Example 3: Counting Outcomes
The letters E, R, R, R, and O are placed in a bag. Determine the probability of randomly selecting letters from the bag in an order that spells the word “ERROR”.
Since there are three copies of the letter R, we will denote them by , , and . Then, we have to find the probability that a permutation of the letters E, , , , and O spells the word ERROR.
There is more than one permutation that would achieve this, for example,
Notice that in each of these permutations there is exactly one position in which E can appear and exactly one position in which O can appear. So, there is only one choice for the positions of E and O and, therefore, to count the number of outcomes spelling ERROR, we have to count the number of ways that the s can be chosen.
To find the total number of permutations spelling ERROR, we have to find the total number of orders in which the three s can appear.

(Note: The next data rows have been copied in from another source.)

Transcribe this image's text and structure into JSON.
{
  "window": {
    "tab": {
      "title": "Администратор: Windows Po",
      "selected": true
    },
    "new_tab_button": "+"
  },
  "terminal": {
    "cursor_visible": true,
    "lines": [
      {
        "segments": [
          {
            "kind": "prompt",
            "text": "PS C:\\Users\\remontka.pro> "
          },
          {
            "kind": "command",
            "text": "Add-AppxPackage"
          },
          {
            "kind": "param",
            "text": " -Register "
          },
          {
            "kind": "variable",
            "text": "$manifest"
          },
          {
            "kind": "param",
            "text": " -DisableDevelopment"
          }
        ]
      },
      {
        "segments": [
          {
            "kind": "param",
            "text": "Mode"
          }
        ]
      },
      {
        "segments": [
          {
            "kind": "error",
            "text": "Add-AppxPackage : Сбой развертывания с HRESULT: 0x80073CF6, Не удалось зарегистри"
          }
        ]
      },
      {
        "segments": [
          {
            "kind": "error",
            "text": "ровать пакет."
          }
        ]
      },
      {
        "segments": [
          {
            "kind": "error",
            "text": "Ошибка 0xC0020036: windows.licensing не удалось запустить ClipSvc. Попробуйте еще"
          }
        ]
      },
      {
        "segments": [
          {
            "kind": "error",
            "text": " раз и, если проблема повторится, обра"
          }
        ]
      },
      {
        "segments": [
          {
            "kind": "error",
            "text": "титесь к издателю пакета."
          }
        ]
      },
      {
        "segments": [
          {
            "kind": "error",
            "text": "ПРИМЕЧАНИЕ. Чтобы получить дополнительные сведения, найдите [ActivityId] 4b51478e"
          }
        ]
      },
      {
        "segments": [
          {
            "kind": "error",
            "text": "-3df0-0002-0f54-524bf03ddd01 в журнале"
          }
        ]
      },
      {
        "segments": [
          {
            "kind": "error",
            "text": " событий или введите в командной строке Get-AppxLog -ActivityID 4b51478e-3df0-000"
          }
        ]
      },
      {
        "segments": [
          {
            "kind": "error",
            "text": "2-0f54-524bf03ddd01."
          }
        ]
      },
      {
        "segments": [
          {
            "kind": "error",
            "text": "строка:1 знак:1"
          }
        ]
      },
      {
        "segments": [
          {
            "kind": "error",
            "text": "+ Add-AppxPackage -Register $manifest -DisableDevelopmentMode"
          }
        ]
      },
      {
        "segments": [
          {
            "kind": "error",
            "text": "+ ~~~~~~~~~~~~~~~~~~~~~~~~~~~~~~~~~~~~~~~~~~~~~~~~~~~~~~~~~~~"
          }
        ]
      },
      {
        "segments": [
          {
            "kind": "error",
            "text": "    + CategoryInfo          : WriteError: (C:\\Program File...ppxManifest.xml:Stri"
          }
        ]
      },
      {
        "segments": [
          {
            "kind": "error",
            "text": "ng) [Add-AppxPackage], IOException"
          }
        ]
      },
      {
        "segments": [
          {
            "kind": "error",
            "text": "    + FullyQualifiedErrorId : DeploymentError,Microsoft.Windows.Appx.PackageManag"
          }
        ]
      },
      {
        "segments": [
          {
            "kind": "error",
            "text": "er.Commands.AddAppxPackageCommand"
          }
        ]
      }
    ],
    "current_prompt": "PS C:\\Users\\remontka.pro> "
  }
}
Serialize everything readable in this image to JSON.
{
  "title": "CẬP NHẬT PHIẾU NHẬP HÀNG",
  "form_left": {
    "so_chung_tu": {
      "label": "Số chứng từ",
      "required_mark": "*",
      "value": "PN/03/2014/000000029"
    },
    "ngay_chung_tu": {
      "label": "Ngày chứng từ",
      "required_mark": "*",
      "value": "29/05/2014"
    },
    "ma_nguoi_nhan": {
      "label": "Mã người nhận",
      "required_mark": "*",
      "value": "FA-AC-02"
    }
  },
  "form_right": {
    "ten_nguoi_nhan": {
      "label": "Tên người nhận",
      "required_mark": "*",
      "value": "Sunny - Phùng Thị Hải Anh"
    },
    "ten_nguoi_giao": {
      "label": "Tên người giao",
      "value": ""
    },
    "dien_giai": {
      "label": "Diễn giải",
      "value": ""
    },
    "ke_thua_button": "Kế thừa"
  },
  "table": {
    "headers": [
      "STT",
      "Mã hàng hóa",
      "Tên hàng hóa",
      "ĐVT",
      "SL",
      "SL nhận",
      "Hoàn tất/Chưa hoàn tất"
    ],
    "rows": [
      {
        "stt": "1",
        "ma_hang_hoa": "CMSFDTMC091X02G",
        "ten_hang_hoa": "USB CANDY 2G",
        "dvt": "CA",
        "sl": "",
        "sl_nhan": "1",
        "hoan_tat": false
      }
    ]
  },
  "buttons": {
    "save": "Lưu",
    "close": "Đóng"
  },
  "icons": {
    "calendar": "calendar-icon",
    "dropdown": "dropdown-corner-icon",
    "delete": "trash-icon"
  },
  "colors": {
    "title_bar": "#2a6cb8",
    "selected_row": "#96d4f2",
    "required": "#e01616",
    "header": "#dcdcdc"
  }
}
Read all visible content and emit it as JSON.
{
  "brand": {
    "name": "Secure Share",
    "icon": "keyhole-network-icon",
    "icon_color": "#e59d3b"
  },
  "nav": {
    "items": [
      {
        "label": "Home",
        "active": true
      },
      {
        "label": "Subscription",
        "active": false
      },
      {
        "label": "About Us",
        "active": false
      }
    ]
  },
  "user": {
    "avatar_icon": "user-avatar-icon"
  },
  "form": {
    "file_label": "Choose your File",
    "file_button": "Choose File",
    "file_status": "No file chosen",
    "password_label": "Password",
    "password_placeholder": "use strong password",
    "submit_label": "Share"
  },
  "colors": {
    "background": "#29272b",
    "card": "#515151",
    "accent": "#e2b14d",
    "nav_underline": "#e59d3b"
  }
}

This is equal to the number of permutations of , , and which is
Therefore, the probability of a random permutation being one of these is
The total number of permutations of these 5 letters is equal to
Hence, the probability of a random permutation spelling ERROR is
Once you are familiar with recognizing the situations where the number of outcomes is a permutation, you can simply state the formula to calculate the number of outcomes.
Example 4: Counting Outcomes
A number is formed at random using 2 distinct digits from the set . What is the probability that both the digits are odd?
The probability of forming two two-digit numbers from both odd digits is equal to
First, we calculate the total number of two-digit numbers that can be formed from the set of 4 numbers, without repeating digits.
Observe that the order in which we choose the digit matters; 29 is different from 92. Hence, each two-digit number is a permutation.
Since the number of permutations of numbers chosen from a group of numbers is equal to we can substitute the values for and to get that the number of distinct two-digit numbers is
Next, we note that there are two of these numbers which will have both digits odd: 59 and 95.
Hence, the probability that a random number chosen in this way has two odd digits is